The production coordinator serves under the production manager, producer or UPM to coordinate the various groups and personnel that come together in filmmaking to a movie and video production to make a television show. It is a supervisory position to the Production assistant staff. The position requires adept organizational skills, resourcefulness and the ability to handle a multitude of tasks simultaneously under often high-pressure situations. The POC serves as the gatekeeper of company policy and is usually responsible for ensuring the rest of the production television crew follows the requirements of the Production Company or Studio.

The duties of a POC are often undefined and extremely varied ranging from office manager, to human resources, to controller, to accountant. The POC is one of the only positions with the IATSE (USA and Canada) which no longer has a scale or set wage. The IA bylaws simply state the POC’s wage is “subject to negotiation with the Producer”. Fringe benefits include inclusion with the (USA)industry’s Motion Picture Industry Pension & Health Plans.[2] Currently the production company is required to contribute 60 pensions hours per week, which equates to about 35-percent of the weekly gross wage. Most all POCs are hired an "on-call" weekly status and are basically paid a flat rate per week, no matter how many or few hours they work. Working conditions can vary on the medium (half-hour, hour-long television, reality, live, soap and feature) and daily hours can range from 8 to 16 hour days. The POC is often the first person in the office and the last to leave since they hold the responsibility of tending to the needs of the crew.

More recent attempts have been made by Local 871 to establish a scale rate for the POCs, but to date all have been unsuccessful.

The union has a relaxed jurisdiction over the position since it does not have an official job description for a POC. It also governs another junior position in the category called Assistant Production Coordinator or APOC, but again since it does not have an official job description in its bylaws, many studios are able to avoid hiring the APOC.

References[edit]

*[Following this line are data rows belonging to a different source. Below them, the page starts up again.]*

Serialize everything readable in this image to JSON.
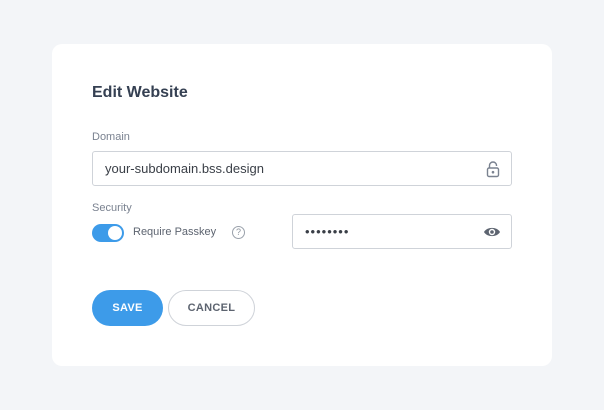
{
  "form": {
    "title": "Edit Website",
    "domain": {
      "label": "Domain",
      "value": "your-subdomain.bss.design",
      "icon": "lock-icon"
    },
    "security": {
      "label": "Security",
      "toggle_on": true,
      "toggle_label": "Require Passkey",
      "help_glyph": "?",
      "password_value": "••••••••",
      "password_icon": "eye-icon"
    },
    "buttons": {
      "save_label": "SAVE",
      "cancel_label": "CANCEL"
    }
  },
  "colors": {
    "background": "#f3f5f8",
    "card": "#ffffff",
    "accent": "#3d9be9",
    "title": "#354052",
    "label": "#7a8290"
  }
}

  1. ^ "Local 871's website". Local 871. Retrieved 23 March 2012. 
  2. ^ "Motion Picture Pension Plan FAQ". Motion Picture Industry Pension Plan. Retrieved 23 March 2012.